By John Halford
Ruby Jones seems in no hurry to tell me why she was on the front cover of Newsweek (July 10, 2006). This quiet, dignified lady was listed, along with some of America's rich and famous, as a person "who used fame, fortune, heart and soul to help others." Ruby doesn't have fame or fortune. But she does have heart and soul—and faith. And she used them mightily when Hurricane Katrina slammed into Louisiana last year.
Sixty-seven-year-old Ruby worked as a nurse at the Linda Boggs Medical Center in New Orleans. As the hurricane bore down upon the city, her family begged her to evacuate. But Ruby went to work as usual. It wasn't stubbornness or denial. She was responsible for several elderly patients living out their last days in the hospice unit, and she decided she could not leave them to die alone and uncared for.
For two days, as winds battered the medical center, Ruby stayed with her frail patients, encouraging and reassuring them. The flood waters rose higher, and the power and water supply failed. Doors and windows were ripped off. However, Ruby kept on working, feeding, bathing and serving her patients, promising them she would not forsake them. During those frantic hours three died, but they were cared for until their last breath.
"Ruby had kept her promise to stay with her patients until the very end. But the ordeal was not over."
Help arrived on the third day, and five of the remaining patients were able to be evacuated. However, one remained in a coma. Ruby knew the patient did not have many hours left. Under the emergency triage conditions, this patient would not be evacuated, so Ruby stayed with her for one more night.
"How could I leave her?" Ruby explained. "Supposing she woke up from the coma—people do sometimes—and found herself all alone. How could I ever live with myself? I stayed, but I asked God to take her." The lady did finally breathe her last, only a few minutes before the boats came again. So after four days, hungry, thirsty and exhausted, Ruby was able to leave the hospice. She had kept her promise to stay with her patients until the very end. But the ordeal was not over.

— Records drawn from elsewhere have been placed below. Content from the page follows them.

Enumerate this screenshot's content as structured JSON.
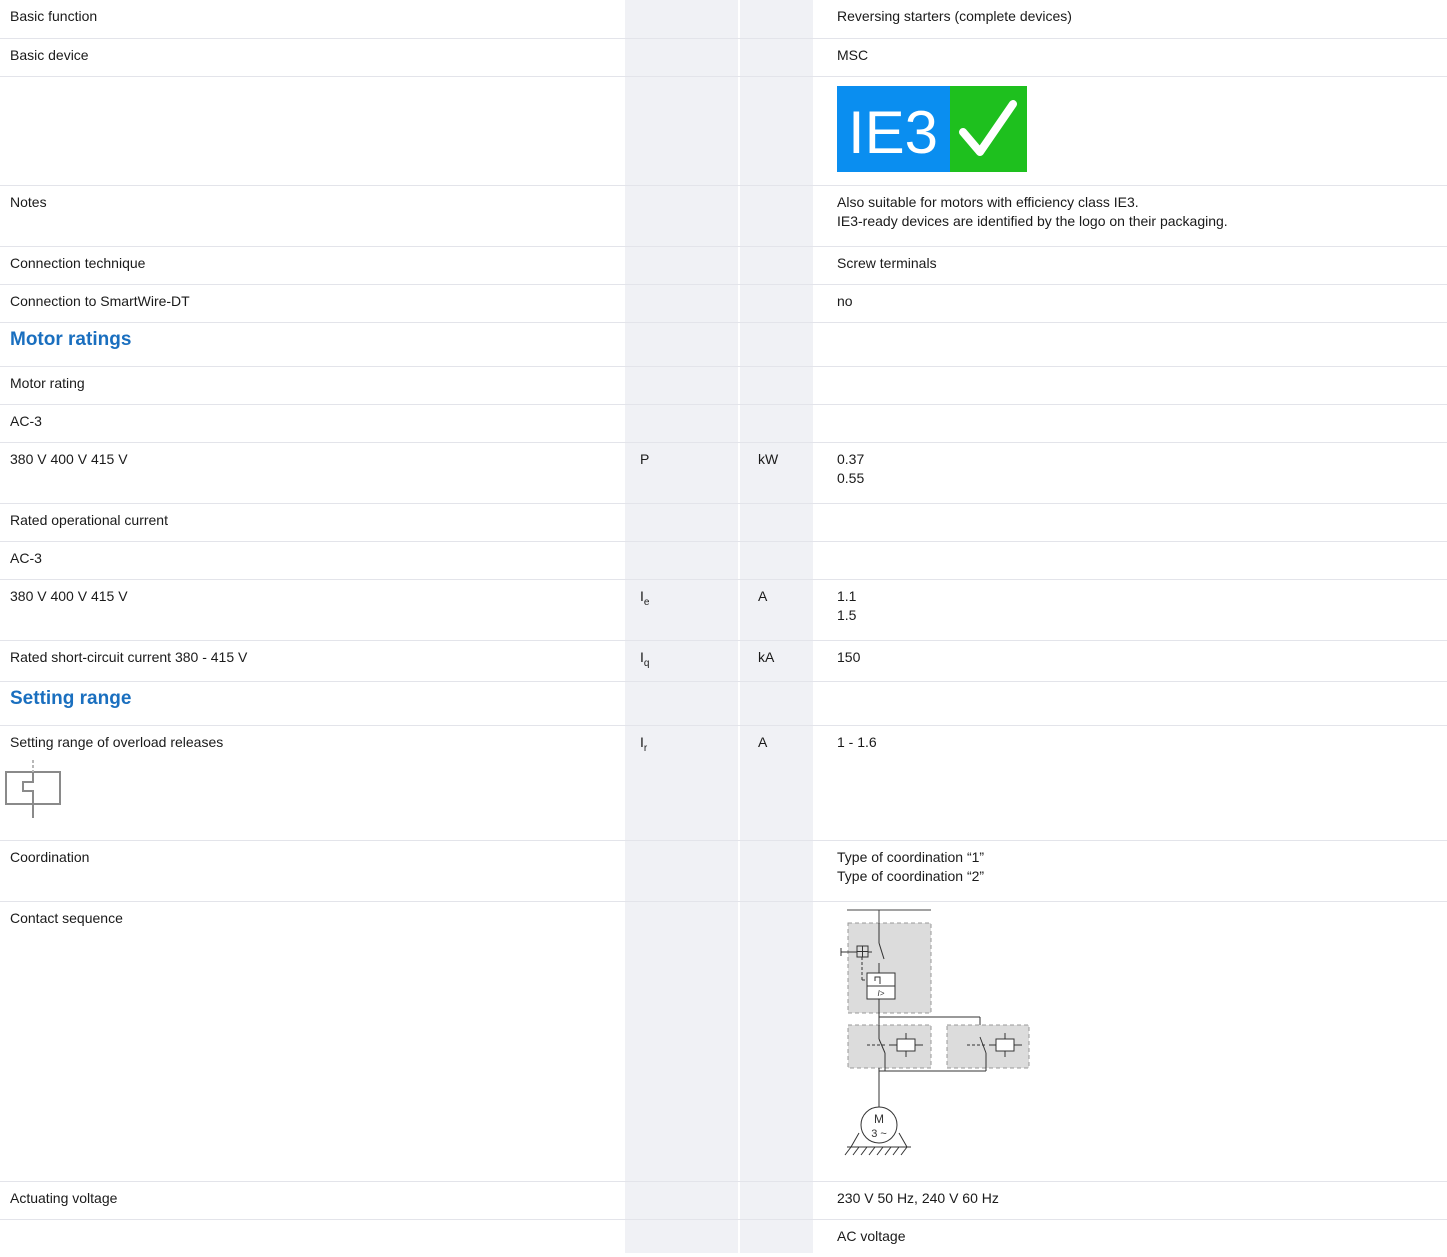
{
  "rows": {
    "basic_function": {
      "label": "Basic function",
      "value": "Reversing starters (complete devices)"
    },
    "basic_device": {
      "label": "Basic device",
      "value": "MSC"
    },
    "logo": {
      "text": "IE3",
      "blue": "#0a8ef0",
      "green": "#1ec01e"
    },
    "notes": {
      "label": "Notes",
      "value_lines": [
        "Also suitable for motors with efficiency class IE3.",
        "IE3-ready devices are identified by the logo on their packaging."
      ]
    },
    "connection_technique": {
      "label": "Connection technique",
      "value": "Screw terminals"
    },
    "smartwire": {
      "label": "Connection to SmartWire-DT",
      "value": "no"
    },
    "motor_ratings_heading": "Motor ratings",
    "motor_rating": {
      "label": "Motor rating"
    },
    "ac3_a": {
      "label": "AC-3"
    },
    "voltage_power": {
      "label": "380 V 400 V 415 V",
      "symbol": "P",
      "unit": "kW",
      "values": [
        "0.37",
        "0.55"
      ]
    },
    "rated_operational_current": {
      "label": "Rated operational current"
    },
    "ac3_b": {
      "label": "AC-3"
    },
    "voltage_current": {
      "label": "380 V 400 V 415 V",
      "symbol": "I",
      "symbol_sub": "e",
      "unit": "A",
      "values": [
        "1.1",
        "1.5"
      ]
    },
    "short_circuit": {
      "label": "Rated short-circuit current 380 - 415 V",
      "symbol": "I",
      "symbol_sub": "q",
      "unit": "kA",
      "value": "150"
    },
    "setting_range_heading": "Setting range",
    "overload": {
      "label": "Setting range of overload releases",
      "symbol": "I",
      "symbol_sub": "r",
      "unit": "A",
      "value": "1 - 1.6"
    },
    "coordination": {
      "label": "Coordination",
      "value_lines": [
        "Type of coordination “1”",
        "Type of coordination “2”"
      ]
    },
    "contact_sequence": {
      "label": "Contact sequence",
      "diagram": {
        "i_label": "I>",
        "motor_label": "M",
        "motor_phase": "3 ~"
      }
    },
    "actuating_voltage": {
      "label": "Actuating voltage",
      "value": "230 V 50 Hz, 240 V 60 Hz"
    },
    "ac_voltage": {
      "value": "AC voltage"
    }
  }
}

Ruby was taken to New Orleans Airport, where she joined the throng of dazed, confused people. Amid the chaos and confusion, and still in her nurse's uniform, she picked up where she left off. Somehow, she found her patients and also two of her elderly relatives. Scrounging what little food, water and medical supplies were available, she began to care for them. As the official relief became overwhelmed, she took on more and more of the elderly and infirm, who saw her uniform and called out for help. She bathed them, changed diapers and looked after them for several more days.

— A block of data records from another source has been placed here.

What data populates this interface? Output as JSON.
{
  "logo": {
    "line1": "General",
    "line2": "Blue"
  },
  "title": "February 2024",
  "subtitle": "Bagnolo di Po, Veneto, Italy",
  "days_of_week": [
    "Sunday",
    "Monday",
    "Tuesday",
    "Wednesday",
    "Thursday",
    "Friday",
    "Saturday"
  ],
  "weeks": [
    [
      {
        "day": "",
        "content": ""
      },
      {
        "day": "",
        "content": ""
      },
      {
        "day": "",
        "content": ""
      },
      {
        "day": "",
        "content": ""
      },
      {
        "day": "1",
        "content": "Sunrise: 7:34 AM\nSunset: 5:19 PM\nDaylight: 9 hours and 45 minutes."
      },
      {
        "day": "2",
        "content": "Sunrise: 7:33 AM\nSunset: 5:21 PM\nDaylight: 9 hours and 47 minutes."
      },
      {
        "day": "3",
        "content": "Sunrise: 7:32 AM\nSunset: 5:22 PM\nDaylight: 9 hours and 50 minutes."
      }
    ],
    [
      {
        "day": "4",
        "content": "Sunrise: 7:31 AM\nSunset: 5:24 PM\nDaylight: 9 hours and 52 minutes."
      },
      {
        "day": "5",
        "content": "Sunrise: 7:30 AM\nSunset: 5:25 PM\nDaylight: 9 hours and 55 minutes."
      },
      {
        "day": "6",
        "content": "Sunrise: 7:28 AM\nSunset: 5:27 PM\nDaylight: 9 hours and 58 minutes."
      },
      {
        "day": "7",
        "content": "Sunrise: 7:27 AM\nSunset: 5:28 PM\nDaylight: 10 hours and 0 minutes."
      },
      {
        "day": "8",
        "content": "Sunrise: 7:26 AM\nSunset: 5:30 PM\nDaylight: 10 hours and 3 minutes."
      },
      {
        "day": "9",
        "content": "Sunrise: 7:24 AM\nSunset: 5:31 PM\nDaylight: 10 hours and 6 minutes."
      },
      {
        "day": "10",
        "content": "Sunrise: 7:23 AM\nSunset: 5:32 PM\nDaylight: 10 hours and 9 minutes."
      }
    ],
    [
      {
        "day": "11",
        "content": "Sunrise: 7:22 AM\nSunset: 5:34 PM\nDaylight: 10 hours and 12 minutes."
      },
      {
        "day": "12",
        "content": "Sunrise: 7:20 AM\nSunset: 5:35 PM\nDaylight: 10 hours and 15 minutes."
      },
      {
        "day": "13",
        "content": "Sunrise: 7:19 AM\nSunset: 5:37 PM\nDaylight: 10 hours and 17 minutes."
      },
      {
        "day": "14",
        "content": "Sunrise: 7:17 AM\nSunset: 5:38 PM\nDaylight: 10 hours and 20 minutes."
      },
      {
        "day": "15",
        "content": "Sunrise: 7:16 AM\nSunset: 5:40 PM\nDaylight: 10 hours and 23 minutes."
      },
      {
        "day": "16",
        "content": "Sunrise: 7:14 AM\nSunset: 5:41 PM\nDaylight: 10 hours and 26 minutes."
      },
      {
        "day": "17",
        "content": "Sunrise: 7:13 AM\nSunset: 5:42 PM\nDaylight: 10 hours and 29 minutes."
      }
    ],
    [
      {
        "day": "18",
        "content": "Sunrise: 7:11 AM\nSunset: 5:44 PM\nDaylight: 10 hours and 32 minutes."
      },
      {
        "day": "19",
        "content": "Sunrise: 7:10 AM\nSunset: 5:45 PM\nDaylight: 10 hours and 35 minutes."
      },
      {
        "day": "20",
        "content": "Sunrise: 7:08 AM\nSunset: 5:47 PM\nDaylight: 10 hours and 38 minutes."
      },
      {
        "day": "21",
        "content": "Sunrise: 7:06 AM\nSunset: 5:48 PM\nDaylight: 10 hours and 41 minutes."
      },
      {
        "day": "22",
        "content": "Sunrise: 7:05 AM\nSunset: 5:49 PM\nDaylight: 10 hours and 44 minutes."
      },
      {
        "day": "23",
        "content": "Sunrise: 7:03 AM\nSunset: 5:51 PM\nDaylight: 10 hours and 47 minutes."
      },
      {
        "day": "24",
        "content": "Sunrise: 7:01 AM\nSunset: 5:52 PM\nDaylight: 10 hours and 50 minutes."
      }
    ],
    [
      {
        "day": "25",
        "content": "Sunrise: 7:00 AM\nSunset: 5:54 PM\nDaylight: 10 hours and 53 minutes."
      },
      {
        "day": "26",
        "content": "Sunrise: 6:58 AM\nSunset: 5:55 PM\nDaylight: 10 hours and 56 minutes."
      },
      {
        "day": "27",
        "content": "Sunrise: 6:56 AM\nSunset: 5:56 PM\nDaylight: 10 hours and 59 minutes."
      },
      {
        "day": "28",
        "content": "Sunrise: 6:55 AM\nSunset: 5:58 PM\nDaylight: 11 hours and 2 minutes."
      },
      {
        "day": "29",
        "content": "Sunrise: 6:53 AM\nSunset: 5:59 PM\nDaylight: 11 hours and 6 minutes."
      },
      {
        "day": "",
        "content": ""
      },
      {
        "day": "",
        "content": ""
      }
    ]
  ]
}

"My faith sustained me," says Ruby. "I remembered scriptures like 'all that I needed your hand has provided,' and they kept me going. I prayed for peace and confidence. I was tired and thirsty, but I was able to keep going even though I didn't sleep for several days. I felt God was working through me. I wasn't in charge."
|New Orleans Airport during the Katrina emergency.|
Finally, she could do no more and was evacuated to a Red Cross shelter in Georgia. Her home was under water, and she had just the clothes she was wearing. Again, all was provided. "Total strangers loaned me a house and a car. Others gave me money to buy clothes. All my needs were taken care of," she says. "God never let me down. Not once. He provided for all my needs. Don't you think that is wonderful?"
That is the story that Ruby wants told. She insists that the real story is not about her personal dedication and heroism. The real story is a testimony of God's faithfulness and compassion, and of how he worked through a humble servant to bring some of his love to those who had lost everything.